A large 7-year study on 1741 patients by De Lorenzi et al. (Milan, Italy) showed that the use of intraoperative radiotherapy directed at the tumour bed allowed the use of implant reconstruction after quadrantectomy due to a diminished risk of capsular contracture using this procedure.
Rigotti et al. presented a paper exploring the use of injections of adipose-derived stem cells in breast reconstruction as a result of radiation side-effects, fat deficiencies and skin scars. This procedure was proposed to be a possible future alternative to the use of distant flaps.
An interesting paper by Fogdestam et al. (Goteborg, Sweden & Oslo, Norway) explored the rare appearance of inframammary subcutaneous strings after breast surgery. It was hypothesized that these structures, which spontaneously resolve over time, was caused by activation of rudimentary milk ridge cells along the “milk line” anatomically-correlating to the phenomena of supernumerary nipples and breasts.
The experience from the world’s first (highly-publicized) human facial allograft on the woman who was disfigured after a dog bite was presented by Lengele et al. (Brussels, Belgium & Amiens, France) on the last day of the conference.
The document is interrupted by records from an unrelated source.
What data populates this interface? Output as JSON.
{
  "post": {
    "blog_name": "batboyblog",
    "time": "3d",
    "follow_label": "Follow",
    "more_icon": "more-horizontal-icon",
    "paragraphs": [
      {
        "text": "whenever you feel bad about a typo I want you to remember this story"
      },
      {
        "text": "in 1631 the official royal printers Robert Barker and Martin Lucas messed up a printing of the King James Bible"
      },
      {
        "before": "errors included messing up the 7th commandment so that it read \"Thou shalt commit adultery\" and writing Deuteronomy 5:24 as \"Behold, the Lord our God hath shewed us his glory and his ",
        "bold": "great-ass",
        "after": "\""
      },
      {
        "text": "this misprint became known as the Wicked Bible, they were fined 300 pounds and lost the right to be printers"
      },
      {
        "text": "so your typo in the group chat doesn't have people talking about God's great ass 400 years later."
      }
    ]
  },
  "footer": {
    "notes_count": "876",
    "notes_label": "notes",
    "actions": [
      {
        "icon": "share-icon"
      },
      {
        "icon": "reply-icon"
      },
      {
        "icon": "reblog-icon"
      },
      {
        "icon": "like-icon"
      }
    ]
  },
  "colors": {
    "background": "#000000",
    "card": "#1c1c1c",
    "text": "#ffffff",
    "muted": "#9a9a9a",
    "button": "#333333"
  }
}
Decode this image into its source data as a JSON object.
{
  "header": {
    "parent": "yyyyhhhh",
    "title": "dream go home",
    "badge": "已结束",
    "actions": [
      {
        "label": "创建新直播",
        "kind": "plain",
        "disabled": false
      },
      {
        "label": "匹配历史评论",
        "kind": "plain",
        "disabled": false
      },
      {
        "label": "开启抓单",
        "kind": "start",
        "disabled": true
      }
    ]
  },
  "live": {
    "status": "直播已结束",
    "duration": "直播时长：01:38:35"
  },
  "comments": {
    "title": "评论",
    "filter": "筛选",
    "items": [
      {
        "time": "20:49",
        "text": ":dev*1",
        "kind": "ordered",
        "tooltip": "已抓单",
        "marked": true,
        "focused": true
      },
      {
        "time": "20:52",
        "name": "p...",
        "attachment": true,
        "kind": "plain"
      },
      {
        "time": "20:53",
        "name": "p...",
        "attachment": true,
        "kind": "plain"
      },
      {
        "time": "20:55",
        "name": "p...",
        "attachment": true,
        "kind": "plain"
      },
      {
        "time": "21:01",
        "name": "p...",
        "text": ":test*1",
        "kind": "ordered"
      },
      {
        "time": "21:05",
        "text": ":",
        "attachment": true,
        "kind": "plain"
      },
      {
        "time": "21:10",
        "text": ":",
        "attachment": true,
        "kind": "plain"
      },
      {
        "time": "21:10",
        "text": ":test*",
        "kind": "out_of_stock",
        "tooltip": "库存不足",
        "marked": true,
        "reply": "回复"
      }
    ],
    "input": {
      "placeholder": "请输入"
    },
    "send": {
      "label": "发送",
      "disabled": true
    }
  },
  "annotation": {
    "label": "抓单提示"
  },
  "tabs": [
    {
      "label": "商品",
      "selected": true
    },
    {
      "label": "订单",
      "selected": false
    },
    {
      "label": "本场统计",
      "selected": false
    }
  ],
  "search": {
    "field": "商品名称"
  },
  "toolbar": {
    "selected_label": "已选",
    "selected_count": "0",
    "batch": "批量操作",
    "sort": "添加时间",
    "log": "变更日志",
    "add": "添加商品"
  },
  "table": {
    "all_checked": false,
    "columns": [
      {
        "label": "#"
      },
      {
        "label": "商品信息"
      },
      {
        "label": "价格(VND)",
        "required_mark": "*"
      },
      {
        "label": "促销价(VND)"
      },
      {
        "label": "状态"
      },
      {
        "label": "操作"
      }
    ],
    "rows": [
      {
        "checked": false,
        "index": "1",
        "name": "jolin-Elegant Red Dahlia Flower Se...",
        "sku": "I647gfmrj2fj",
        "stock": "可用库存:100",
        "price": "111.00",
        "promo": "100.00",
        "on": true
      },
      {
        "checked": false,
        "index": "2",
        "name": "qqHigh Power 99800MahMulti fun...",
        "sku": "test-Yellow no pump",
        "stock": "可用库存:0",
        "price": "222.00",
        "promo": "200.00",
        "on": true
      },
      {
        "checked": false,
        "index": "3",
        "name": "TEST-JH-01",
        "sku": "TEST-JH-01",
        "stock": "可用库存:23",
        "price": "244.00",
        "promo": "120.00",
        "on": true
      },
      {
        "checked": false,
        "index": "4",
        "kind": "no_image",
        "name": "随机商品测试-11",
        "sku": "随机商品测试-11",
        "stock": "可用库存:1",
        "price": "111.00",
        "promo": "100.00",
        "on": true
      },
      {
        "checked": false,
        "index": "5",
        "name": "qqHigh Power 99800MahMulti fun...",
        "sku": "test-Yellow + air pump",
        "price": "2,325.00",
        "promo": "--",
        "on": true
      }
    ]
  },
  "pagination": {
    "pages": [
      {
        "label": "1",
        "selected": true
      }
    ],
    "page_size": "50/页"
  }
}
The procedure was followed by progressive rehabilitation of sensation, muscular and social function with complete restoration of oral function within 6 months and cortical reintegration of facial function demonstrated by functional MRI.
Garcia-Tutor et al. (Pamplona, Spain) presented a paper demonstrating the reliability of multi-slice CT angiography as an exact non-invasive tool in the identification and evaluation of perforating vessels when planning flap design for patients undergoing perforator flap reconstruction.
The paper that was presented by Ulens et al. (Gent, Belgium) showed the use of multi-detector CT for the identification of the superior epigastric artery perforator (SEAP) and the use of the SEAP flap as an available option for the reconstruction of thoracic defects.